Close-up of the fuel pile, secondary processing residues to the left (consistent size, clean and low MC), forest sourced chips to the right (hetergeneous particle size, dirtier, higher MC)
Recently, as I have prepared for various talks at conferences and other gatherings, I have made an effort to compile information on new woody biomass utilization projects in California. It is an interesting exercise to undertake as you might think that due to the financial crisis and unreliable flow of material from public lands that there would be very little activity. However, it appears that we have a number of exciting projects underway in the state. They can be put into three broad categories:
1 – Power plants (electricity generation and in some cases cogeneration)
Investment in power plants is taking place as utilities try to meet California’s Renewable Portfolio Standard (RPS). Additionally energy investors are diversifying their portfolios in order to manage the risk associated with volatile fossil fuel prices and maturing carbon markets.
2 – Densified wood fuel (wood pellets and fire logs)
Densified wood fuels represent a growing market sector throughout the US. Demand for pellets stoves is increasing. There also opportunities in institutional heat systems and in supplying pellets to co-fire in coal power plants (especially in Europe and Asia).
3 – Primary processing (sawmills and other processing)
The main California opportunities for primary processing are in niche chip or shavings markets and in manufacturing post and pole from small diameter logs.
The new projects are summarized in the table, below.
All of these projects are either currently being implemented or will be by 2011. This is not a definitive list but it represents some of the most significant and exciting projects out there. I have more information on most of these projects and I plan to provide more detailed project profiles here in the future – subject of course to the project developers permission.
All of the larger projects are using a variety of feedstock sources (agricultural residues, urban waste, private forest and public forest sources) in order to manage risk. A significant component will come from public lands and of course that component could grow in time.
It is exciting to see projects that could utilize over 1m BDT of woody biomass being implemented throughout California. Watch this space for more information!
Power plant restarts like Blue Lake Power are becoming more common
This is a video of the flare from a Fluidyne Andes class gasifier running at about 1.2 million BTU/hr. The flare is after cooling and bag filtration of the gas produced from wood chips. It is shown flaring at night and also during the day (it is harder to see the flare during daylight).
This project is located in California and will demonstrate electricity generation from the gas using an internal combustion engine. The system will be connected to the electricity grid. It will also prove the concept of using the gas in place of propane in a commercial greenhouse heating system.
Wood chips produced using a conical screw chipper are the fuel source
Large wood chips are used as the feedstock for the downdraft gasifier. The process reacts the woodchips at high temperatures with a controlled amount of oxygen (and steam from the moisture in the chip) to produce a synthesis gas. The three main stages of the process are distillation, oxidation and reduction of the feedstock. You can see on the video that the gas burns with a blue flame (almost like natural gas) showing that it is clean and pure which means that it may be combusted in an internal combustion engine to generate electricity. The Fluidyne website has more detailed information on the process and synthesis gas produced.
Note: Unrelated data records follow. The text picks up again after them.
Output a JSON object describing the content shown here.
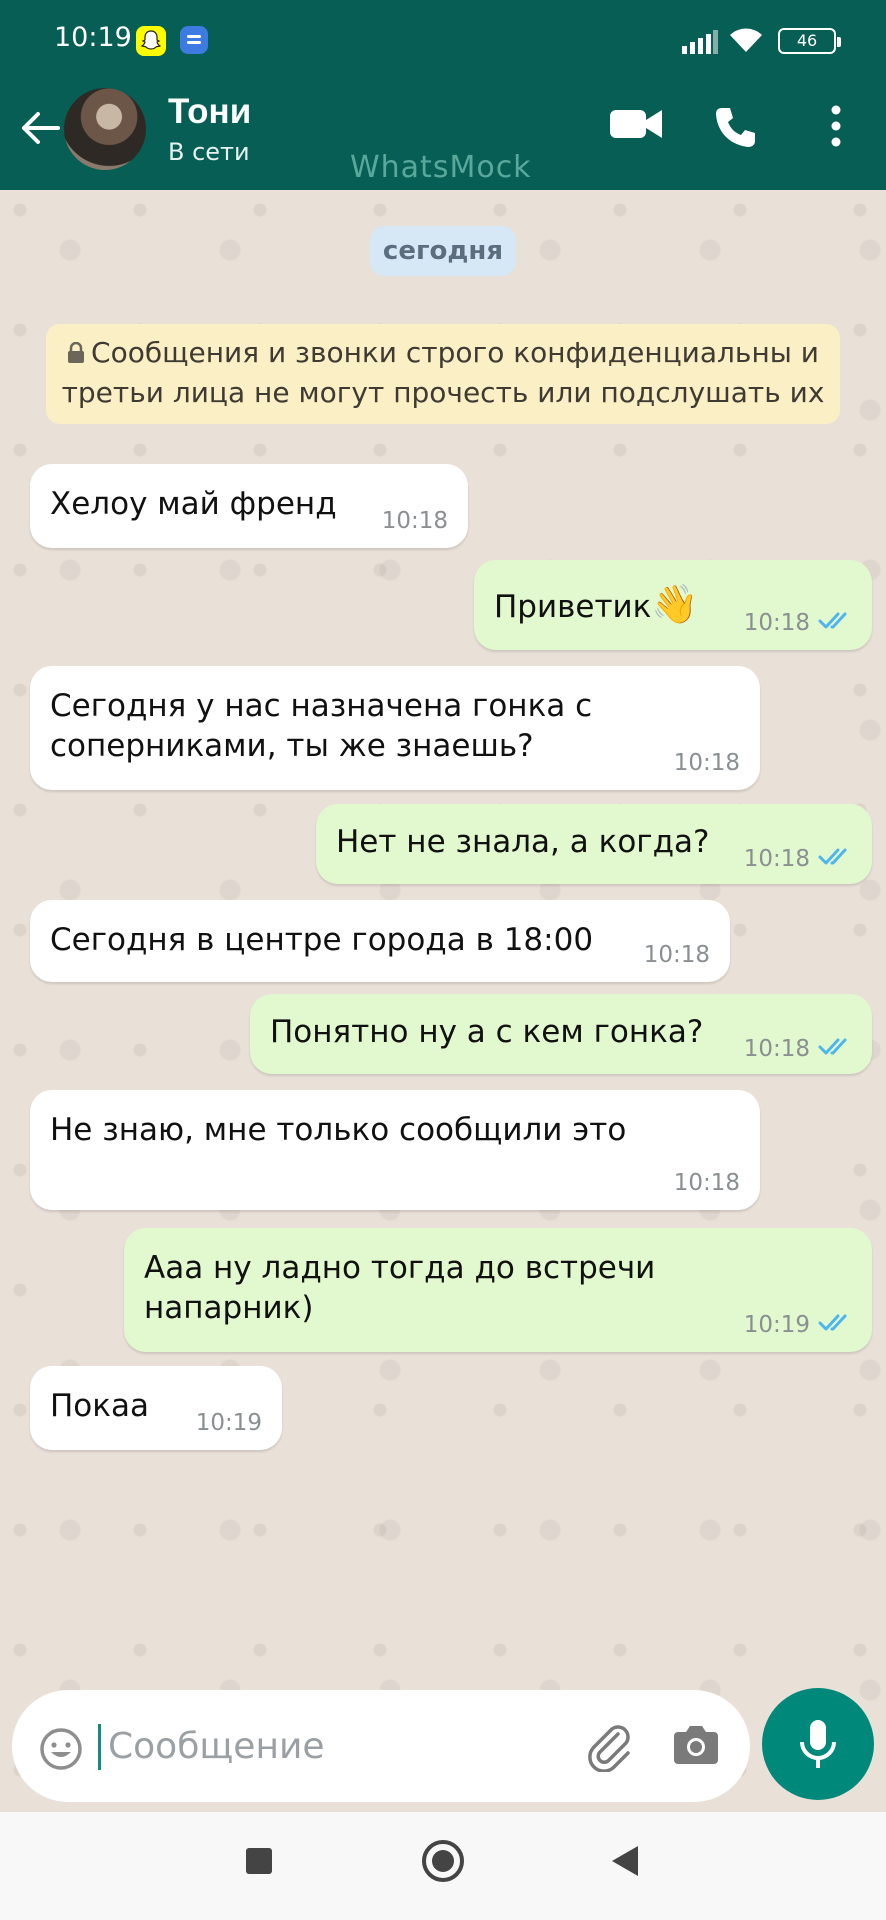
{
  "status_bar": {
    "time": "10:19",
    "battery": "46"
  },
  "header": {
    "name": "Тони",
    "presence": "В сети",
    "watermark": "WhatsMock"
  },
  "chat": {
    "date_pill": "сегодня",
    "encryption_notice": "Сообщения и звонки строго конфиденциальны и третьи лица не могут прочесть или подслушать их",
    "messages": [
      {
        "direction": "in",
        "lines": [
          "Хелоу май френд"
        ],
        "time": "10:18"
      },
      {
        "direction": "out",
        "lines": [
          "Приветик"
        ],
        "emoji": "👋",
        "time": "10:18",
        "read": true
      },
      {
        "direction": "in",
        "lines": [
          "Сегодня у нас назначена гонка с",
          "соперниками, ты же знаешь?"
        ],
        "time": "10:18"
      },
      {
        "direction": "out",
        "lines": [
          "Нет не знала, а когда?"
        ],
        "time": "10:18",
        "read": true
      },
      {
        "direction": "in",
        "lines": [
          "Сегодня в центре города в 18:00"
        ],
        "time": "10:18"
      },
      {
        "direction": "out",
        "lines": [
          "Понятно ну а с кем гонка?"
        ],
        "time": "10:18",
        "read": true
      },
      {
        "direction": "in",
        "lines": [
          "Не знаю, мне только сообщили это"
        ],
        "time": "10:18"
      },
      {
        "direction": "out",
        "lines": [
          "Ааа ну ладно тогда до встречи",
          "напарник)"
        ],
        "time": "10:19",
        "read": true
      },
      {
        "direction": "in",
        "lines": [
          "Покаа"
        ],
        "time": "10:19"
      }
    ]
  },
  "composer": {
    "placeholder": "Сообщение"
  },
  "colors": {
    "header": "#075e54",
    "incoming_bubble": "#ffffff",
    "outgoing_bubble": "#e2f8cf",
    "read_ticks": "#4fb6ec",
    "mic_button": "#00897b"
  },
  "icons": [
    "back-arrow-icon",
    "video-call-icon",
    "phone-icon",
    "more-vert-icon",
    "lock-icon",
    "emoji-icon",
    "attach-icon",
    "camera-icon",
    "mic-icon",
    "double-check-icon"
  ]
}
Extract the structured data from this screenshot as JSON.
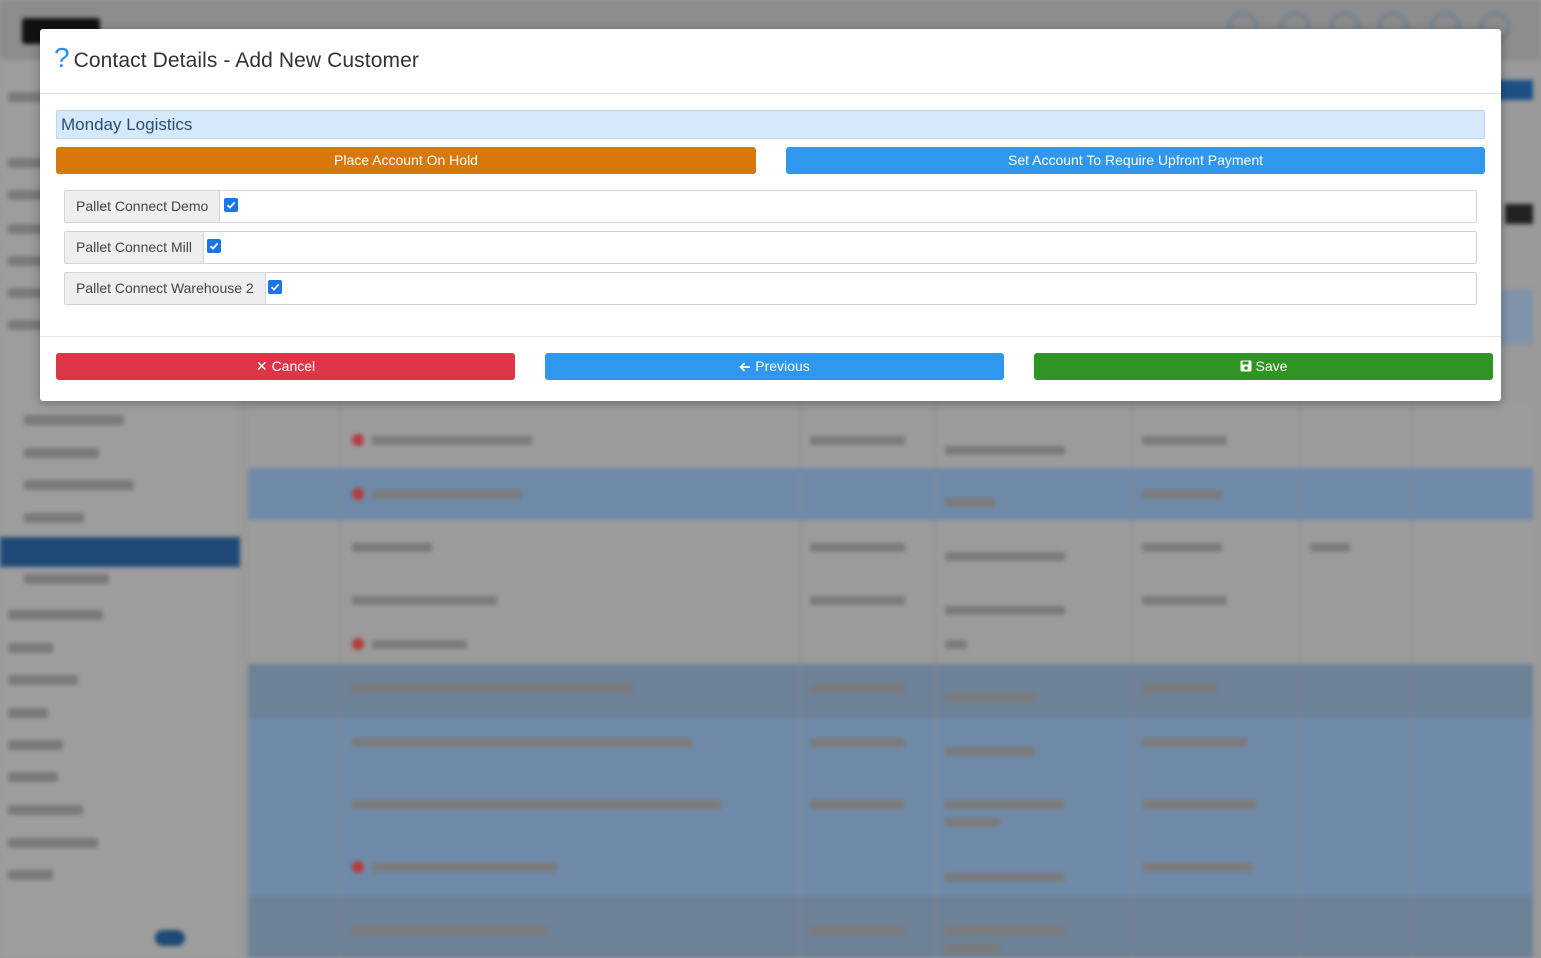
{
  "modal": {
    "title": "Contact Details - Add New Customer",
    "help_icon": "question-icon",
    "company_name": "Monday Logistics",
    "hold_button": "Place Account On Hold",
    "upfront_button": "Set Account To Require Upfront Payment",
    "warehouses": [
      {
        "label": "Pallet Connect Demo",
        "checked": true
      },
      {
        "label": "Pallet Connect Mill",
        "checked": true
      },
      {
        "label": "Pallet Connect Warehouse 2",
        "checked": true
      }
    ],
    "footer": {
      "cancel_icon": "✕",
      "cancel_label": "Cancel",
      "previous_icon": "🡐",
      "previous_label": "Previous",
      "save_label": "Save"
    }
  },
  "colors": {
    "hold": "#d9780a",
    "primary": "#2f98ee",
    "cancel": "#dc3545",
    "save": "#2f9423",
    "company_bar": "#d6e9fb"
  }
}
The project is exciting as it is exploring the opporuntity for rural businesses to reduce their fuel costs and provide a market for material from fuels reduction projects. Watch this space for further updates.